On Thursday, he referred repeatedly to his anti-abortion positions. He railed against the news media, saying it had misrepresented the Republican Party.

He defended the billionaire Koch brothers, who are major Republican donors, against attacks from Sen. Harry Reid, D-Nev., the Senate majority leader. And he mocked Obama’s leadership style.

Christie recalled the president’s decision to maintain his distance in deficit reduction talks in Congress.

“Man, that’s leadership, isn’t it?” he asked. “If that’s your attitude, Mr. President, what the hell are we paying you for?”

Christie’s tone Thursday may have reflected his current standing within the national Republican electorate. According to a recent New York Times/CBS News poll, 31 percent of Republicans want Christie to run for president, compared with 41 percent who do not.

But his mere presence at the conference showed his resolve to maintain the kind of strong national profile required to run for president.

The annual gathering of conservative activists here has long created a conundrum for the Republican Party and its leaders, simultaneously serving as a pep rally for its right wing, an influential bloc of voters in primaries, and representing a political liability for its image with a broader, more moderate electorate. (It was here that Mitt Romney, straining to win over skeptical conservatives, described himself as “severely conservative.”)

This year, organizers seemed determined to put a less strident face on the convention and the party. They stacked its opening day with Republican leaders, like Christie and Rep. Paul D. Ryan of Wisconsin, the former Republican vice-presidential nominee, who have pushed the party to reach out to minority voters and welcome dissent within its ranks.

“A majority party welcomes debate, brings people in,” Ryan said here Thursday. “It doesn’t burn heretics, it wins converts.”

But that gentler message was occasionally clouded by speakers who went on the attack, eviscerating Obama, his health care overhaul, foreign policy and oversight of the Internal Revenue Service. Sen. Ted Cruz of Texas, a rising star in the conservative world, offered up the day’s most searing attack.

“If you have a president who is picking and choosing which laws to follow and which laws to ignore, you no longer have a president,” Cruz said.

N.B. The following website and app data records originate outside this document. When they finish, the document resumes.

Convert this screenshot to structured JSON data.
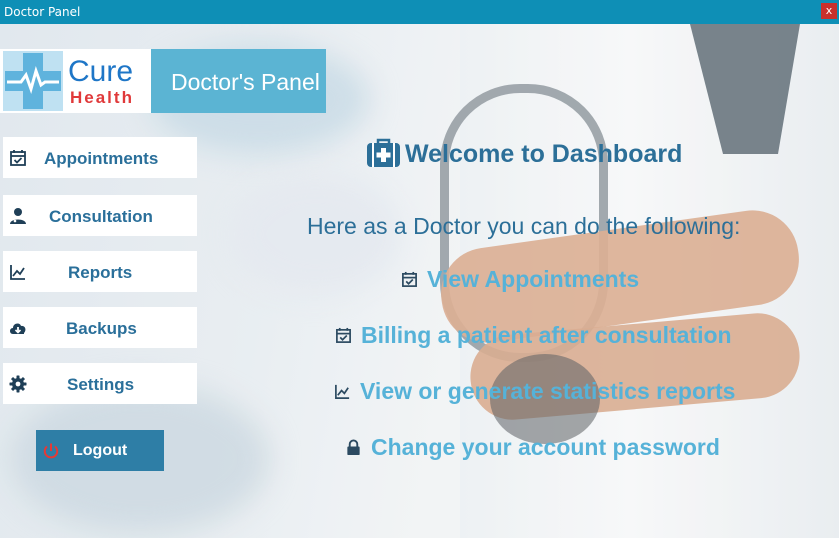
{
  "window": {
    "title": "Doctor Panel",
    "close_label": "x"
  },
  "brand": {
    "logo_line1": "Cure",
    "logo_line2": "Health",
    "panel_title": "Doctor's Panel"
  },
  "sidebar": {
    "items": [
      {
        "label": "Appointments",
        "icon": "calendar-check-icon"
      },
      {
        "label": "Consultation",
        "icon": "user-doctor-icon"
      },
      {
        "label": "Reports",
        "icon": "line-chart-icon"
      },
      {
        "label": "Backups",
        "icon": "cloud-download-icon"
      },
      {
        "label": "Settings",
        "icon": "gear-icon"
      }
    ],
    "logout_label": "Logout"
  },
  "main": {
    "welcome": "Welcome to Dashboard",
    "subtitle": "Here as a Doctor you can do the following:",
    "features": [
      {
        "label": "View Appointments",
        "icon": "calendar-check-icon"
      },
      {
        "label": "Billing a patient after consultation",
        "icon": "calendar-check-icon"
      },
      {
        "label": "View or generate statistics reports",
        "icon": "line-chart-icon"
      },
      {
        "label": "Change your account password",
        "icon": "lock-icon"
      }
    ]
  },
  "colors": {
    "titlebar": "#0e8fb6",
    "panel_header": "#5bb4d3",
    "nav_text": "#2a6f9a",
    "logout_bg": "#2e7ea6",
    "feature_text": "#56b2d8",
    "logo_blue": "#1e76c7",
    "logo_red": "#e0393a"
  }
}
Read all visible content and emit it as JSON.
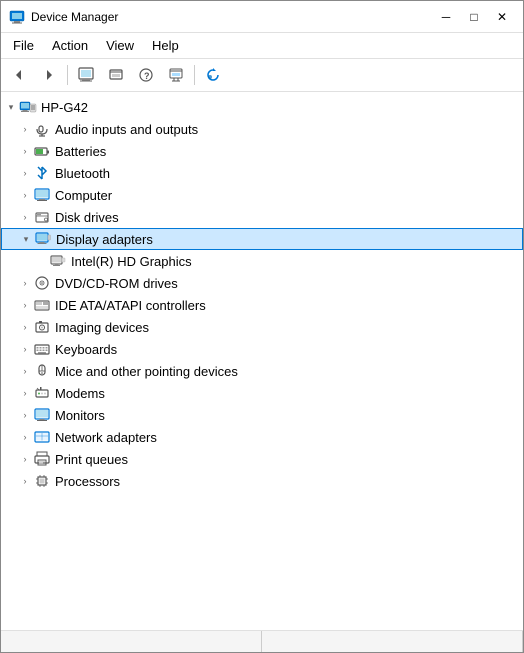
{
  "window": {
    "title": "Device Manager",
    "title_icon": "🖥️",
    "buttons": {
      "minimize": "─",
      "maximize": "□",
      "close": "✕"
    }
  },
  "menu": {
    "items": [
      "File",
      "Action",
      "View",
      "Help"
    ]
  },
  "toolbar": {
    "buttons": [
      "◀",
      "▶",
      "⊞",
      "☰",
      "?",
      "☑",
      "🔄"
    ]
  },
  "tree": {
    "root": {
      "label": "HP-G42",
      "expanded": true,
      "icon": "🖥️"
    },
    "items": [
      {
        "id": "audio",
        "label": "Audio inputs and outputs",
        "icon": "🔊",
        "indent": 1,
        "expanded": false,
        "has_children": true
      },
      {
        "id": "batteries",
        "label": "Batteries",
        "icon": "🔋",
        "indent": 1,
        "expanded": false,
        "has_children": true
      },
      {
        "id": "bluetooth",
        "label": "Bluetooth",
        "icon": "🔵",
        "indent": 1,
        "expanded": false,
        "has_children": true
      },
      {
        "id": "computer",
        "label": "Computer",
        "icon": "💻",
        "indent": 1,
        "expanded": false,
        "has_children": true
      },
      {
        "id": "disk",
        "label": "Disk drives",
        "icon": "💾",
        "indent": 1,
        "expanded": false,
        "has_children": true
      },
      {
        "id": "display",
        "label": "Display adapters",
        "icon": "🖥️",
        "indent": 1,
        "expanded": true,
        "has_children": true,
        "selected": true
      },
      {
        "id": "intel",
        "label": "Intel(R) HD Graphics",
        "icon": "📺",
        "indent": 2,
        "expanded": false,
        "has_children": false
      },
      {
        "id": "dvd",
        "label": "DVD/CD-ROM drives",
        "icon": "💿",
        "indent": 1,
        "expanded": false,
        "has_children": true
      },
      {
        "id": "ide",
        "label": "IDE ATA/ATAPI controllers",
        "icon": "🔧",
        "indent": 1,
        "expanded": false,
        "has_children": true
      },
      {
        "id": "imaging",
        "label": "Imaging devices",
        "icon": "📷",
        "indent": 1,
        "expanded": false,
        "has_children": true
      },
      {
        "id": "keyboards",
        "label": "Keyboards",
        "icon": "⌨️",
        "indent": 1,
        "expanded": false,
        "has_children": true
      },
      {
        "id": "mice",
        "label": "Mice and other pointing devices",
        "icon": "🖱️",
        "indent": 1,
        "expanded": false,
        "has_children": true
      },
      {
        "id": "modems",
        "label": "Modems",
        "icon": "📟",
        "indent": 1,
        "expanded": false,
        "has_children": true
      },
      {
        "id": "monitors",
        "label": "Monitors",
        "icon": "🖥️",
        "indent": 1,
        "expanded": false,
        "has_children": true
      },
      {
        "id": "network",
        "label": "Network adapters",
        "icon": "🌐",
        "indent": 1,
        "expanded": false,
        "has_children": true
      },
      {
        "id": "print",
        "label": "Print queues",
        "icon": "🖨️",
        "indent": 1,
        "expanded": false,
        "has_children": true
      },
      {
        "id": "processors",
        "label": "Processors",
        "icon": "⚙️",
        "indent": 1,
        "expanded": false,
        "has_children": true
      }
    ]
  },
  "statusbar": {
    "panes": [
      "",
      ""
    ]
  }
}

Sen. Mitch McConnell of Kentucky, the Senate minority leader, took the stage wielding a rifle and quipped that Obama was “treating our Constitution worse than a place mat at Denny’s.”